- **Task statement**: Among the entries below, which lines include the string "Create"? Show each one.

*** Supplied material Section Begins ***

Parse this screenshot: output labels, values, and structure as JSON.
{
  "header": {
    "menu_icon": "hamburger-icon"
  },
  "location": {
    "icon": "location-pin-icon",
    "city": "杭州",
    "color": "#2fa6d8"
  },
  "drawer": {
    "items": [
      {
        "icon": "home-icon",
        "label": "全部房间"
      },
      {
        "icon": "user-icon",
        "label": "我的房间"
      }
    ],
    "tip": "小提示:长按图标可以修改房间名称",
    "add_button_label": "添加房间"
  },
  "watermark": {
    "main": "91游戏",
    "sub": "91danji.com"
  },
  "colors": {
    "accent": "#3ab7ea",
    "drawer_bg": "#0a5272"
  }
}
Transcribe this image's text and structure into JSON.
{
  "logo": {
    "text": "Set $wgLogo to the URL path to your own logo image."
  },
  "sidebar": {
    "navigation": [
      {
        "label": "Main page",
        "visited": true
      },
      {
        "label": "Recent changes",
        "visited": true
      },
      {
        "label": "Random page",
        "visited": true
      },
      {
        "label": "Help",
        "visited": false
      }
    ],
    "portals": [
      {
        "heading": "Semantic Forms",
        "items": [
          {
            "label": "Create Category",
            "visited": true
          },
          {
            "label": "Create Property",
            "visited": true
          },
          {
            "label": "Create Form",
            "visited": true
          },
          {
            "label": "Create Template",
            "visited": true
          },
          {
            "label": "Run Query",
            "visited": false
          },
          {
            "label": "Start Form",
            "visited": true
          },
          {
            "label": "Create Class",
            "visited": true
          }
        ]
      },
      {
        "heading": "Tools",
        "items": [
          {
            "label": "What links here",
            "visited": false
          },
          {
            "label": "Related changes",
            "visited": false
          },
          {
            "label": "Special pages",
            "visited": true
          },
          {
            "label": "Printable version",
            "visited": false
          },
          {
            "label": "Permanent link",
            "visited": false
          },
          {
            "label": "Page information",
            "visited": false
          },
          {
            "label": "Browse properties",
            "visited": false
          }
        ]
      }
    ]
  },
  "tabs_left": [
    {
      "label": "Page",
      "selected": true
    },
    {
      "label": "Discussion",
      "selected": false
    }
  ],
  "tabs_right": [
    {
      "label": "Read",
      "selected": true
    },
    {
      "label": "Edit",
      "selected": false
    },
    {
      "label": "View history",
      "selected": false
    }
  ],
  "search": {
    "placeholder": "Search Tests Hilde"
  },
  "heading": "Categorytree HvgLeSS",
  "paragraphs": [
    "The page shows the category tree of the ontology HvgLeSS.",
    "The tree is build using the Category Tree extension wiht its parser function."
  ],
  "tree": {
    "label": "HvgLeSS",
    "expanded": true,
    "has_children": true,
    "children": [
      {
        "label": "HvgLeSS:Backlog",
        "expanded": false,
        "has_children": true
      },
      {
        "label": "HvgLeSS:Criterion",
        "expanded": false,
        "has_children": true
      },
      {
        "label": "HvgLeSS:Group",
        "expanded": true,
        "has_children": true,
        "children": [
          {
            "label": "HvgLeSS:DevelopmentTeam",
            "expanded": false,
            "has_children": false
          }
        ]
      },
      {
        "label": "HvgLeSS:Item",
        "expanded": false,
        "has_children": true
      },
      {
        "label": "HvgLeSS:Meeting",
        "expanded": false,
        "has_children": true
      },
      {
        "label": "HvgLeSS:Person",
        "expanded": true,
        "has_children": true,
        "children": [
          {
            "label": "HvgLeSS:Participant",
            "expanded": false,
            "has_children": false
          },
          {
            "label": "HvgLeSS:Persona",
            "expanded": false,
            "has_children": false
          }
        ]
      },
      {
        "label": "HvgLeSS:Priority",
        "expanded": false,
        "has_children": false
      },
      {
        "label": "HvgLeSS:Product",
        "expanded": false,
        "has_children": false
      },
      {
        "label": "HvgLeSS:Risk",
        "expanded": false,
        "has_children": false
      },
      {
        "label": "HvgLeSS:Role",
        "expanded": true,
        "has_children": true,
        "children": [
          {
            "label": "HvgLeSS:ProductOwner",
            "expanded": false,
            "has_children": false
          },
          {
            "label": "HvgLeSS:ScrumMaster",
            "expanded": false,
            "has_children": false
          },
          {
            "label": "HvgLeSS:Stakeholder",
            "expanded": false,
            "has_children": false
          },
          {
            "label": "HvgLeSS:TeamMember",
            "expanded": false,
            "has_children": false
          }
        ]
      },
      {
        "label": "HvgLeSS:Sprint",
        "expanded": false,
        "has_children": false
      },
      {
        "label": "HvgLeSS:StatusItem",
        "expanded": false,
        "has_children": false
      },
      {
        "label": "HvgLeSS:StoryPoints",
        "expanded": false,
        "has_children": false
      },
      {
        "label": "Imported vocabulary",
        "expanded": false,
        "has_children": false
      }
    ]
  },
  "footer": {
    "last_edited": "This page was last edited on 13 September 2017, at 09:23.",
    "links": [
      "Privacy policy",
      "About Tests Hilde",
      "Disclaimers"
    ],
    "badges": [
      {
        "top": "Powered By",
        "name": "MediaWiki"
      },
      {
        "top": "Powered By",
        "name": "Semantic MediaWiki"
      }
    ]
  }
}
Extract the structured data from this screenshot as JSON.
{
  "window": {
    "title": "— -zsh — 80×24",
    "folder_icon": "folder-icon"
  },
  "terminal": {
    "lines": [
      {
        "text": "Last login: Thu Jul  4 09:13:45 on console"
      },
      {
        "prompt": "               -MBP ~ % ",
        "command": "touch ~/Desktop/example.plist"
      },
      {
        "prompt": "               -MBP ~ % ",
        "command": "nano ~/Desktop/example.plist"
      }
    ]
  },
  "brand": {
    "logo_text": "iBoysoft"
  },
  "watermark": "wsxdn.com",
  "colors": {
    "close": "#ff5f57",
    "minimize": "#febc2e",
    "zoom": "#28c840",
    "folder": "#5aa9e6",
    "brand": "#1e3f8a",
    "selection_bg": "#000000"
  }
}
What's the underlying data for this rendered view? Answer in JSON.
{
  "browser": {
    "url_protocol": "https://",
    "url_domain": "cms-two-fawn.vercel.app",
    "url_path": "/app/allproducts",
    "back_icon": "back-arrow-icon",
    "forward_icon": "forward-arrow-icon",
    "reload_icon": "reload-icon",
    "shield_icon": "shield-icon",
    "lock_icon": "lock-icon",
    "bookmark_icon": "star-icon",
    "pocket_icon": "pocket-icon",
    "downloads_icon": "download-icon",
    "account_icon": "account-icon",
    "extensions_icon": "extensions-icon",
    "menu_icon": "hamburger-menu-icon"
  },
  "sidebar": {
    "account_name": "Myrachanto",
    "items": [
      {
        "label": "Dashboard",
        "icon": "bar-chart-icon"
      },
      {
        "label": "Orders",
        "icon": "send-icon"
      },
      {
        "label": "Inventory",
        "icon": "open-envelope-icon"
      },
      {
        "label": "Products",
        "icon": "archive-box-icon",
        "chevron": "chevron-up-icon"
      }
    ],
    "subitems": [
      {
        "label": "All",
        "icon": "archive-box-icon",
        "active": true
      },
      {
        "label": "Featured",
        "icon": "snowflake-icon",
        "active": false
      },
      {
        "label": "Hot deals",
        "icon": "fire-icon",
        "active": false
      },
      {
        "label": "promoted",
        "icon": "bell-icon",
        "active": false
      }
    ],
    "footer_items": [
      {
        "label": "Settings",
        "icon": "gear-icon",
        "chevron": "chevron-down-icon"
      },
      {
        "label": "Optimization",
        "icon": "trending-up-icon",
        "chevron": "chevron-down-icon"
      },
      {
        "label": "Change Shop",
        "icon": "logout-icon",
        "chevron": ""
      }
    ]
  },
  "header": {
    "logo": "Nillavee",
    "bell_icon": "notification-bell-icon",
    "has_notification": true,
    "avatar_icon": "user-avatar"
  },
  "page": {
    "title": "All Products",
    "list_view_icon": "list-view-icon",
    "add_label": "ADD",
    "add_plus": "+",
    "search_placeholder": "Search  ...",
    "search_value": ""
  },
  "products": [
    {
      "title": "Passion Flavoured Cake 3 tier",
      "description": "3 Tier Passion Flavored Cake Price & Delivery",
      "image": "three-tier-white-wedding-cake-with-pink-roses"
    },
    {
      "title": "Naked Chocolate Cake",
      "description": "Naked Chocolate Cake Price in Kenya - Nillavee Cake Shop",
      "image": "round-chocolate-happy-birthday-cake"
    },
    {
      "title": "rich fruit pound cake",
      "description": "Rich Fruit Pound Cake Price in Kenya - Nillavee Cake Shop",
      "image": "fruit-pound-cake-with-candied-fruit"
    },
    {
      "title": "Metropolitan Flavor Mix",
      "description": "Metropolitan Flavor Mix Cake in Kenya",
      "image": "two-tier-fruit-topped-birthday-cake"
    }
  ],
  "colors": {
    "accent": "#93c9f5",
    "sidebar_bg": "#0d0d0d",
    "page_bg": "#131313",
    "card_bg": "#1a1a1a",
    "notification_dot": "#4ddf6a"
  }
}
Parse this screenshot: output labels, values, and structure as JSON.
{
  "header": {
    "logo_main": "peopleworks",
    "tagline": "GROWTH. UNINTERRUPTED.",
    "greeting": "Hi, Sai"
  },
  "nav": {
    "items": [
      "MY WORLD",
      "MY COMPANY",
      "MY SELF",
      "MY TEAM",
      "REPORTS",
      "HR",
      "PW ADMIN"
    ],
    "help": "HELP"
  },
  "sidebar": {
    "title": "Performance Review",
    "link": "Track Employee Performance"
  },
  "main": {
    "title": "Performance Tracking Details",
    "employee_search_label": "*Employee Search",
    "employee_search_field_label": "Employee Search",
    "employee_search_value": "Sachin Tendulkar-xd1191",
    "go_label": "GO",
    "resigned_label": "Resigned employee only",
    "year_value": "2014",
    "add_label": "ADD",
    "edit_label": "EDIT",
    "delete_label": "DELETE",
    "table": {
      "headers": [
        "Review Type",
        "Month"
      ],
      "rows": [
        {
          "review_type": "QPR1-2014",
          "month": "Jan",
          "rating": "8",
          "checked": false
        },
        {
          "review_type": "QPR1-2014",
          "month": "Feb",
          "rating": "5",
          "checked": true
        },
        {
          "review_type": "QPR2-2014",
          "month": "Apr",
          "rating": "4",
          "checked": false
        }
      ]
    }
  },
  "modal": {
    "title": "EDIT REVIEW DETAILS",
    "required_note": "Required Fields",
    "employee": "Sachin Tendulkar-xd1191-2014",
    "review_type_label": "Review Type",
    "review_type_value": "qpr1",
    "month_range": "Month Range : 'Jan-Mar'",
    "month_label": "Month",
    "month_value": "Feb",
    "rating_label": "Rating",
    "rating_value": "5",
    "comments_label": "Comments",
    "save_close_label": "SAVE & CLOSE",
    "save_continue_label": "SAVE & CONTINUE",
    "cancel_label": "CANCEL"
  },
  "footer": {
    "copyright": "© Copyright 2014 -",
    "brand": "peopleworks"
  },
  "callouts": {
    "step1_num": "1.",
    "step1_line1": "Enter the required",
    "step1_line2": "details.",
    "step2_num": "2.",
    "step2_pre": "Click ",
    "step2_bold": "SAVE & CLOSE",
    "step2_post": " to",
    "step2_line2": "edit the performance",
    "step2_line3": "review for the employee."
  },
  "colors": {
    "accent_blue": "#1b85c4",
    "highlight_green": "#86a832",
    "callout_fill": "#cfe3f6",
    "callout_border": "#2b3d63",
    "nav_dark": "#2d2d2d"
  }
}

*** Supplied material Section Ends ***

- **Solution to this exercise**:
            "label": "Create Category",
            "label": "Create Property",
            "label": "Create Form",
            "label": "Create Template",
            "label": "Create Class",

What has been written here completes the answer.